Game Marketing Tips, Analysis, and News

Wednesday, February 2, 2011

Board Games on iOS

Steve Jackson's games on iPhone... you know you'd buy some.
Board games are getting a new life on iPhones and iPads, as this article on Ars Technica discusses. (Pinball games too, which is cool, but not so interesting to board game geeks.) Many board games can move easily to the iPad; the iPhone is tougher due to the small screen size. Usually the big difficulty is working out a suitable AI in order to let people play the games by themselves. This can be a very tricky task if the game has a deep strategy.

(Though I wonder if this AI problem might not be solvable the way Google has dealt with translation: Brute force. Google's done wonders with translating, not through research into languages and careful rule-tweaking, but by having a zillion text samples to work with. Similarly, if you could track a board game's players over time, and record all their moves, you might be able to reverse-engineer a strategy AI... Nah, probably not feasible except for an immensely popular game.)

This does lead me to wonder: What if you took the money that you would spend on printing a board game and instead put it into developing an iPad version of the game? You could easily spend north of $50,000 printing up a board game, not even counting your production costs for artwork and such. If you weren't worried too much about the AI programming (by having a simple AI, or no computer opponent at all), you could get an iPad game created for less than a board game could be printed. True, you could only sell it for a fraction of the physical game... but then you could probably get an iPhone and an Android port for not much more, once you've got an iPad version. Let's say you can clear $3.50 on a $4.99 iPad game; sell 15,000 copies and you're in the black. That's a big number to sell, but if you could make $1 on an iPhone version and an Android version you'd have a shot at it.

Better still, if you had a number of board games (or card games) that were similar you could probably reuse a lot of the code, and get a whole string of board games onto iOS and Android. Now your economics would look a whole lot better... paging Fantasy Flight Games... Steve Jackson Games... c'mon, Christian, Steve, it's time to make the jump, isn't it? You've got a loyal following, enough properties to pour into a code base to amortize costs, a web presence...

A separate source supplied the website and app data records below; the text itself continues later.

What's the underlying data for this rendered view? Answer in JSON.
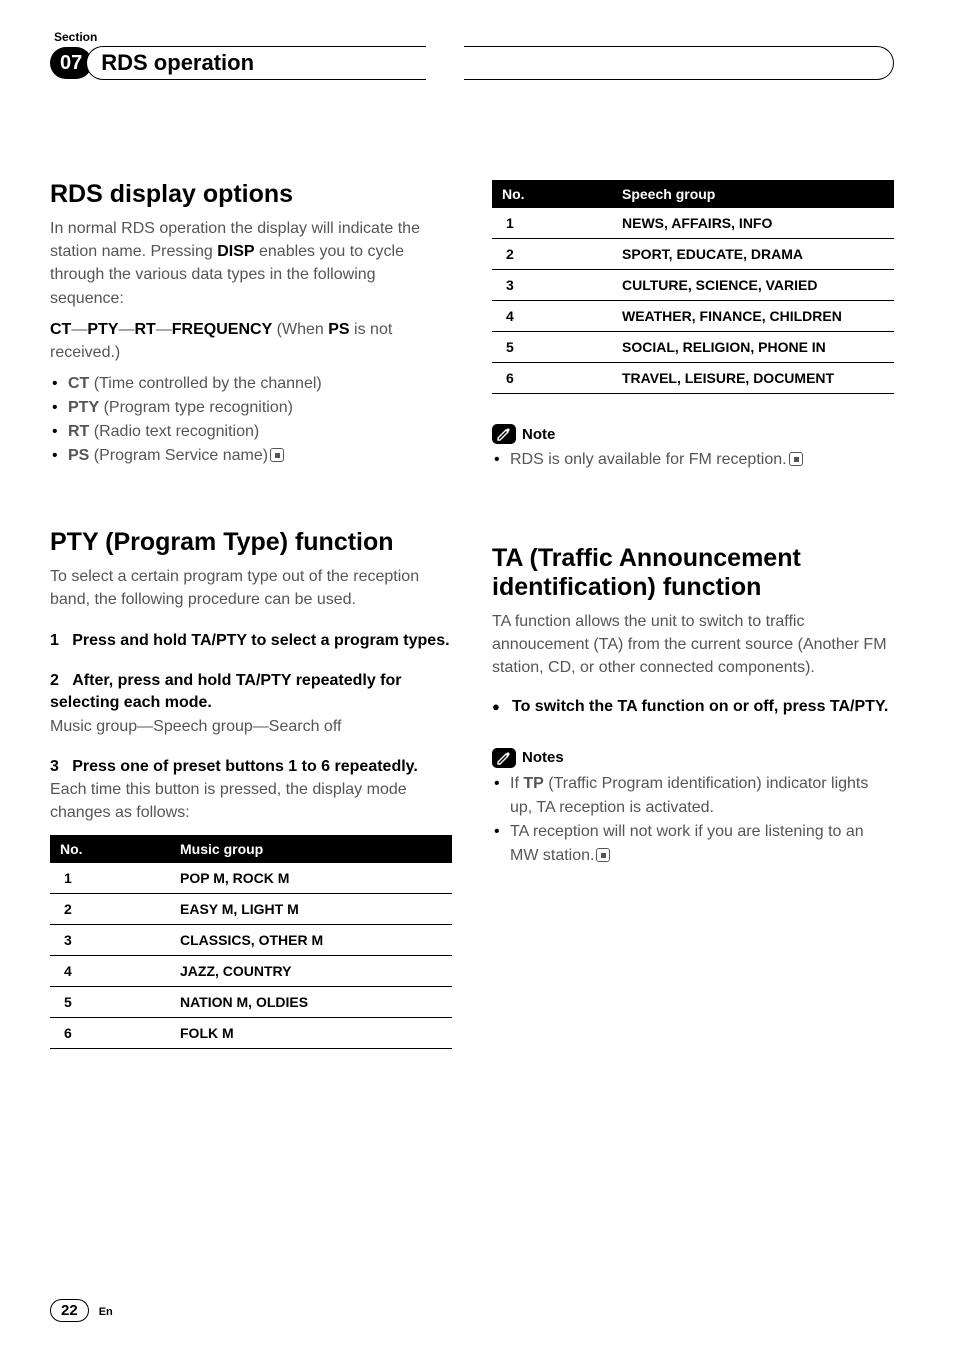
{
  "header": {
    "section_label": "Section",
    "section_number": "07",
    "title": "RDS operation"
  },
  "left": {
    "h1": "RDS display options",
    "intro_part1": "In normal RDS operation the display will indicate the station name. Pressing ",
    "intro_bold1": "DISP",
    "intro_part2": " enables you to cycle through the various data types in the following sequence:",
    "seq_ct": "CT",
    "seq_pty": "PTY",
    "seq_rt": "RT",
    "seq_freq": "FREQUENCY",
    "seq_tail1": " (When ",
    "seq_ps": "PS",
    "seq_tail2": " is not received.)",
    "bullets": [
      {
        "b": "CT",
        "t": " (Time controlled by the channel)"
      },
      {
        "b": "PTY",
        "t": " (Program type recognition)"
      },
      {
        "b": "RT",
        "t": " (Radio text recognition)"
      },
      {
        "b": "PS",
        "t": " (Program Service name)"
      }
    ],
    "h2": "PTY (Program Type) function",
    "pty_intro": "To select a certain program type out of the reception band, the following procedure can be used.",
    "step1_num": "1",
    "step1": "Press and hold TA/PTY to select a program types.",
    "step2_num": "2",
    "step2": "After, press and hold TA/PTY repeatedly for selecting each mode.",
    "step2_body": "Music group—Speech group—Search off",
    "step3_num": "3",
    "step3": "Press one of preset buttons 1 to 6 repeatedly.",
    "step3_body": "Each time this button is pressed, the display mode changes as follows:",
    "music_table": {
      "col1": "No.",
      "col2": "Music group",
      "rows": [
        [
          "1",
          "POP M, ROCK M"
        ],
        [
          "2",
          "EASY M, LIGHT M"
        ],
        [
          "3",
          "CLASSICS, OTHER M"
        ],
        [
          "4",
          "JAZZ, COUNTRY"
        ],
        [
          "5",
          "NATION M, OLDIES"
        ],
        [
          "6",
          "FOLK M"
        ]
      ]
    }
  },
  "right": {
    "speech_table": {
      "col1": "No.",
      "col2": "Speech group",
      "rows": [
        [
          "1",
          "NEWS, AFFAIRS, INFO"
        ],
        [
          "2",
          "SPORT, EDUCATE, DRAMA"
        ],
        [
          "3",
          "CULTURE, SCIENCE, VARIED"
        ],
        [
          "4",
          "WEATHER, FINANCE, CHILDREN"
        ],
        [
          "5",
          "SOCIAL, RELIGION, PHONE IN"
        ],
        [
          "6",
          "TRAVEL, LEISURE, DOCUMENT"
        ]
      ]
    },
    "note_label": "Note",
    "note_body": "RDS is only available for FM reception.",
    "h3": "TA (Traffic Announcement identification) function",
    "ta_intro": "TA function allows the unit to switch to traffic annoucement (TA) from the current source (Another FM station, CD, or other connected components).",
    "ta_action": "To switch the TA function on or off, press TA/PTY.",
    "notes_label": "Notes",
    "note_items": [
      {
        "pre": "If ",
        "b": "TP",
        "post": " (Traffic Program identification) indicator lights up, TA reception is activated."
      },
      {
        "pre": "TA reception will not work if you are listening to an MW station.",
        "b": "",
        "post": ""
      }
    ]
  },
  "footer": {
    "page": "22",
    "lang": "En"
  }
}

  1. Fine article thatci completely agree with, but how and where do you go about marketing such game? iOS versions of board games will not fit a board games specialized site such as BoardGameGeek - they're not physical enough - nor are they much of a thrill for video game sites which are looking for Portal 2 - the iPhone version. What could you recommend?

  2. Good question... I'd start with the fan base for the existing board game and get them to help spread the word. I think that some of the iOS gaming sites would pick up the story, since you have an interesting hook with a physical game... especially if there's some way to use the physical and the iOS game together. Conventions that attract board gamers (like Origins) might also be a good spot to attract iPhone owners.